By Bridget Callahan

Putting Crater Lake on the state quarter and the license plate has made it the definition of a state icon, rivaling Mount Hood and the Oregon Coast.

As was reported by The Bulletin, we recently celebrated National Park Week. Oregon even received some national attention as Secretary of the Interior Sally Jewell toured Crater Lake to kick off a week of celebrations. While at Crater Lake, Jewell noted the importance of our public lands and the role they play in providing a high quality of life — as well as their importance as economic engines.

These recent events offer an opportunity to reflect on how well we protect the natural areas that make Oregon such a great place to live, work and play.

This year marks the 50th anniversary of the Wilderness Act, and while we’ve protected pieces of Oregon’s iconic landscapes, it’s time to look to our crown jewel — Crater Lake — as a place worthy of the highest protection we can provide. Unfortunately, much of the wildlands surrounding Crater Lake National Park remain unprotected — despite being a key wildlife corridor for deer, elk, bear, eagles, wolves and more.

Taking a look at the numbers, we fall well behind neighboring states — Washington state has protected 10 percent of its state permanently as designated wilderness areas, California has protected 15 percent and Idaho has protected 8 percent. Currently, Oregon has protected only 4 percent of our most iconic landscapes. We can and must do better.

Crater Lake certainly offers the jaw-dropping landscape we all cherish. But the natural beauty of Crater Lake extends far beyond Wizard Island and the caldera. Unprotected lands around the lake serve as the headwaters of the Deschutes, Klamath, Umpqua and Rogue, all key steelhead and salmon rivers. Connecting the east to the west and north to the south, Crater Lake is an important wildlife corridor for many of our threatened and endangered species.

As Jewell noted, Crater Lake also supports Oregon’s growing recreational tourism economy. The latest National Park Service study found that Crater Lake, in addition to creating 551 associated jobs, creates $45 million in economic activity that directly benefit nearby communities.

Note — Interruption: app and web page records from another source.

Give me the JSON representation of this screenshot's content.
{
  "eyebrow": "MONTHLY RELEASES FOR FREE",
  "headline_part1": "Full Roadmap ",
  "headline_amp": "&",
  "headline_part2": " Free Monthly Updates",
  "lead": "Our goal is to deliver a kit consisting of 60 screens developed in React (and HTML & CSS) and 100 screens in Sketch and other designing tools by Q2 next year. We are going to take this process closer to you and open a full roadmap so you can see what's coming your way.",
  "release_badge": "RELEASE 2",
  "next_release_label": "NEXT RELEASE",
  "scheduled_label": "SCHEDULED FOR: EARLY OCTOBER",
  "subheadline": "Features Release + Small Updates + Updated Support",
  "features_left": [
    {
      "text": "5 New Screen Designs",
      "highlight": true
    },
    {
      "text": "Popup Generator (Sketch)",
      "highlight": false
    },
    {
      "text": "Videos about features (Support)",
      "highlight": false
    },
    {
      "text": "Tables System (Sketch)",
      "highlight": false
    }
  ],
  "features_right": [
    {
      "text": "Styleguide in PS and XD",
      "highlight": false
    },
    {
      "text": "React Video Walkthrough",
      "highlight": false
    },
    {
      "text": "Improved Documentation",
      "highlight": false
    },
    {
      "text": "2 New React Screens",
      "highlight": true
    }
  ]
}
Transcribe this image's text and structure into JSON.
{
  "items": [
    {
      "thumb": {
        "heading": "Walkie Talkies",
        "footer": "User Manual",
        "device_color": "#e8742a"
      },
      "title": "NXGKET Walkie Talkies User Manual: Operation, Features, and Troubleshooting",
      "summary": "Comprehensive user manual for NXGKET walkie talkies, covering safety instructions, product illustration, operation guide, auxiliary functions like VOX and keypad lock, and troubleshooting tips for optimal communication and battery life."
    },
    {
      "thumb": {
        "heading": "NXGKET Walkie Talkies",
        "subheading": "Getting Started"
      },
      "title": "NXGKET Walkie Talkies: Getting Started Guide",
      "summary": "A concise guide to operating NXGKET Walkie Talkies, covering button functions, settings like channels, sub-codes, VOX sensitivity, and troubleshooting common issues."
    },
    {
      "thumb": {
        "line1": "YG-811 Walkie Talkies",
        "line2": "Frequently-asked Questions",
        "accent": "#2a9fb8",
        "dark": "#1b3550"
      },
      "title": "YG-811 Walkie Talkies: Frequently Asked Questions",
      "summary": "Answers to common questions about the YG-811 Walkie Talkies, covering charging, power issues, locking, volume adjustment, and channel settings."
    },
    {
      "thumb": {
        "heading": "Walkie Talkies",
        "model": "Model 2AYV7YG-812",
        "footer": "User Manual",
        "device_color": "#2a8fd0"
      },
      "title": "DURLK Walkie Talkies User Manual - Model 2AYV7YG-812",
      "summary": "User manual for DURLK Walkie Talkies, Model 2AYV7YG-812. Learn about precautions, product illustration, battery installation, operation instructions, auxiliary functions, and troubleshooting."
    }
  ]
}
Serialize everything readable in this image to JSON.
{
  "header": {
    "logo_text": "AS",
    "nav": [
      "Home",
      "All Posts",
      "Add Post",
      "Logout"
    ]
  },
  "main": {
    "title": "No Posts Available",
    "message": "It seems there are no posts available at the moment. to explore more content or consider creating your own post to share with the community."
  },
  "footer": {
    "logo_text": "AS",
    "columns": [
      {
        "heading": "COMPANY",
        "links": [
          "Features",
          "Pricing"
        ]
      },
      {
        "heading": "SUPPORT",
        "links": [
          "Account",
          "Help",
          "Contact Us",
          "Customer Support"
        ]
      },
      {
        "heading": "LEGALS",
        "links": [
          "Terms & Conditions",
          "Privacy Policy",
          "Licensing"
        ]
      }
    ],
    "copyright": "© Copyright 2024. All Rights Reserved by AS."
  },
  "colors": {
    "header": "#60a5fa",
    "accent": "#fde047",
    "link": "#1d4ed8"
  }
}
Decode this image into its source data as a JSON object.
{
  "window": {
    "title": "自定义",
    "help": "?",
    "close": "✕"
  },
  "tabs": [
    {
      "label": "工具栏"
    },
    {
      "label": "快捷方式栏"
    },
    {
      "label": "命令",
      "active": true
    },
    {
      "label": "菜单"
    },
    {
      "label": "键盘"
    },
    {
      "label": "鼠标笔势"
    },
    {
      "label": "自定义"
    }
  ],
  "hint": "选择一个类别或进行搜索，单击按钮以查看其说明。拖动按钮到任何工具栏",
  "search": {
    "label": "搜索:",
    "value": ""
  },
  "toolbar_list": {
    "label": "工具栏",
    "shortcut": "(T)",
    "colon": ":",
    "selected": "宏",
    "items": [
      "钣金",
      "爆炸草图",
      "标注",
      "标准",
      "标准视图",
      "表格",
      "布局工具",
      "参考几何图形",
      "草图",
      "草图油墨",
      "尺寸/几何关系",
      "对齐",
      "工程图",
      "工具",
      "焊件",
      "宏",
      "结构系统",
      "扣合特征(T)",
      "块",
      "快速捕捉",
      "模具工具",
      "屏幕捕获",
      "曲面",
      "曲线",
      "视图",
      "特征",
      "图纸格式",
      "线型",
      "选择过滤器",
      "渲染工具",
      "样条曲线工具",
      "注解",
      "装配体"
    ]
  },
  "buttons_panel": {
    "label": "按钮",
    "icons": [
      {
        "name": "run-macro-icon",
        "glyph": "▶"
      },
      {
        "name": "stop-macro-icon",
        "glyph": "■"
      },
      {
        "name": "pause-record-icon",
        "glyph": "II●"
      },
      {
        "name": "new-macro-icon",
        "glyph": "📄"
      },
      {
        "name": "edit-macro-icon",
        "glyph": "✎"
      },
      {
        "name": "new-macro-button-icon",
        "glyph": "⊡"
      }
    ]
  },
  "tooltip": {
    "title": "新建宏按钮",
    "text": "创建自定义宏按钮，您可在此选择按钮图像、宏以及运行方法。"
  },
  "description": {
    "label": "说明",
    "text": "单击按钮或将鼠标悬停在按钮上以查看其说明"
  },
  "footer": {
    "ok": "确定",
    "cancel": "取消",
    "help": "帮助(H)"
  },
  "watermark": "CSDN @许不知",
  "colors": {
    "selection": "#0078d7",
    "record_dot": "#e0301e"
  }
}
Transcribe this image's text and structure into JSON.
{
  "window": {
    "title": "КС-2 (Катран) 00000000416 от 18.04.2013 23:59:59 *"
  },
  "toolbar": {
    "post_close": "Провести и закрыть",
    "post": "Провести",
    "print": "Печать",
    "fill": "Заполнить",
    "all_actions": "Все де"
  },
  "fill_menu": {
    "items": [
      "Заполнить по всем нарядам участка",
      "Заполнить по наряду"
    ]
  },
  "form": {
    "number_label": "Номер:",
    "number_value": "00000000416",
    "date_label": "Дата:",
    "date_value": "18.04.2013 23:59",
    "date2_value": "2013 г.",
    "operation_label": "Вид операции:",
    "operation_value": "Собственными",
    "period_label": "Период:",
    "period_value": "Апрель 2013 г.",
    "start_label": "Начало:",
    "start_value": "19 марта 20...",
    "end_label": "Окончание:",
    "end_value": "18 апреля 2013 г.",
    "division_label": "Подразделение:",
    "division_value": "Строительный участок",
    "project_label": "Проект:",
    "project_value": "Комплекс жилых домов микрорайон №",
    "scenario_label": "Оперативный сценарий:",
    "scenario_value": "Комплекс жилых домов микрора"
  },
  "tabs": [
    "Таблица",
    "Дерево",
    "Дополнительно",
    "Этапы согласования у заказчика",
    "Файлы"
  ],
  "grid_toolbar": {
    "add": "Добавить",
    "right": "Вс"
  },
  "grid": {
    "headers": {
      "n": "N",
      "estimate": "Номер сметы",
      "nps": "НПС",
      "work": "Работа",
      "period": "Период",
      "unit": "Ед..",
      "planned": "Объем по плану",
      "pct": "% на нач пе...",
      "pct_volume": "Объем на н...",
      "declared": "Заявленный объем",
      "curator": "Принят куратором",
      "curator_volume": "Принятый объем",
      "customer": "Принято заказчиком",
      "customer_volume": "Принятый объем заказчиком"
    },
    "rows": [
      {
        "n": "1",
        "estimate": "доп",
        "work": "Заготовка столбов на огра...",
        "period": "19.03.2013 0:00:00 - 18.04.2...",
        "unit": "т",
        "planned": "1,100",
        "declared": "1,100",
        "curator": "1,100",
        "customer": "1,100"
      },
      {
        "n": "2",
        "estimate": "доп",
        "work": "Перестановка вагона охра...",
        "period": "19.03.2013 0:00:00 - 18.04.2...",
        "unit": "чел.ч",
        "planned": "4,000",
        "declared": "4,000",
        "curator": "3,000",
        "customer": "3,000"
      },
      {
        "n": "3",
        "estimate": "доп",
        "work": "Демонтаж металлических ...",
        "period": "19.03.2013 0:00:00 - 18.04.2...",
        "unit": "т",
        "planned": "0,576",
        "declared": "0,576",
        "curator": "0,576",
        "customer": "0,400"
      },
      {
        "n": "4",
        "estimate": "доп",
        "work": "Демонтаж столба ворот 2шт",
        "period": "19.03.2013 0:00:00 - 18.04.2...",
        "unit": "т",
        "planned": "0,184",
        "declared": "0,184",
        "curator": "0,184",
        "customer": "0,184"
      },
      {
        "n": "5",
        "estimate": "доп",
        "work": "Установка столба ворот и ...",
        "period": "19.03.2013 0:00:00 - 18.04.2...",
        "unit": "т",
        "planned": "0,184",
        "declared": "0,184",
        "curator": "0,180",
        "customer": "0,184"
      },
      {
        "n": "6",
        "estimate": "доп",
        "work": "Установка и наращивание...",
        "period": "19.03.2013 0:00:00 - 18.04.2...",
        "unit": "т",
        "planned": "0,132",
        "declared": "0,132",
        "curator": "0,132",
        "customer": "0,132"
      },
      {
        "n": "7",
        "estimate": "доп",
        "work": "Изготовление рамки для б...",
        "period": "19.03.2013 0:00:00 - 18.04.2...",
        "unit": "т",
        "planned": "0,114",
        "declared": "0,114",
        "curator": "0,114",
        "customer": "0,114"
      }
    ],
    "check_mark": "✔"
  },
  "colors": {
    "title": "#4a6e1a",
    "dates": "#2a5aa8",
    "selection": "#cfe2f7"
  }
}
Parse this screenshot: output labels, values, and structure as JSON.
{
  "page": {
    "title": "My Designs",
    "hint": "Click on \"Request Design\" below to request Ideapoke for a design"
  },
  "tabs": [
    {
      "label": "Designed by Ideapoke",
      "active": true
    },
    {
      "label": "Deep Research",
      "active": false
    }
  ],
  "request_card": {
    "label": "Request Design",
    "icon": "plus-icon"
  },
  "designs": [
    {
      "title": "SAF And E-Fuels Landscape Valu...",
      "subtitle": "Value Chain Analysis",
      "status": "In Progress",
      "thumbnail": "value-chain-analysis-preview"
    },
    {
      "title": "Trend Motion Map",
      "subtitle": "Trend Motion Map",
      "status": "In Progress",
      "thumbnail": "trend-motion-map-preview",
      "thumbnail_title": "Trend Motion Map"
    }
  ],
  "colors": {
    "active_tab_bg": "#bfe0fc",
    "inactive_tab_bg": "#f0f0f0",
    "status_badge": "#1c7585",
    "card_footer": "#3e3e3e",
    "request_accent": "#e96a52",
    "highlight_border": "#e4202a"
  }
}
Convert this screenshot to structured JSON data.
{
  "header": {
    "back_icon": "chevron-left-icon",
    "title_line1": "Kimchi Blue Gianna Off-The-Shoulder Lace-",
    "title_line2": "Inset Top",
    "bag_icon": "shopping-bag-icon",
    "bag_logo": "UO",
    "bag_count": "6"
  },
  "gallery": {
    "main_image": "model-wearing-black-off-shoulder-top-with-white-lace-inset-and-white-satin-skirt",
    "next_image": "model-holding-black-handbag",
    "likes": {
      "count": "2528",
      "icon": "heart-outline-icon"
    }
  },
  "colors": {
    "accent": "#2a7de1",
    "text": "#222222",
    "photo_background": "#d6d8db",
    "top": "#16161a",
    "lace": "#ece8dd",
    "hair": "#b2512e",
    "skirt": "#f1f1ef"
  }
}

Beyond the direct economic activity, Oregon’s natural treasures provide a high quality of life, which attracts other industries, like the high-tech sector, to Oregon.

According to a 2012 report by Headwaters Economics, “Non-metro counties in the west with protected federal lands have higher per-capita incomes than counties without protected lands.” Businesses seek out our high quality of living as a means to stay competitive, attract talent and retain a skilled work force.

It is easy to be struck by the number of stunning landscapes we have in Oregon — from the Badlands to Three Sisters and the Mount Jefferson Wilderness. But it’s also surprising to learn that Crater Lake and the surrounding backcountry does not share the same level of protection as many of our state treasures. In fact, there are proposals moving forward to log right up to the park boundary.

A wilderness designation for the backcountry would not affect the lodge and access roads to the lake. Protecting the land in and around Crater Lake National Park as wilderness is an opportunity for Oregon to live up to our reputation for protecting the most iconic landscapes in our state.

On the eve of the 50th anniversary of the Wilderness Act, this is the best time to give our state icon the level of protection it deserves.

— Bridget Callahan works for Oregon Wild and lives in Portland.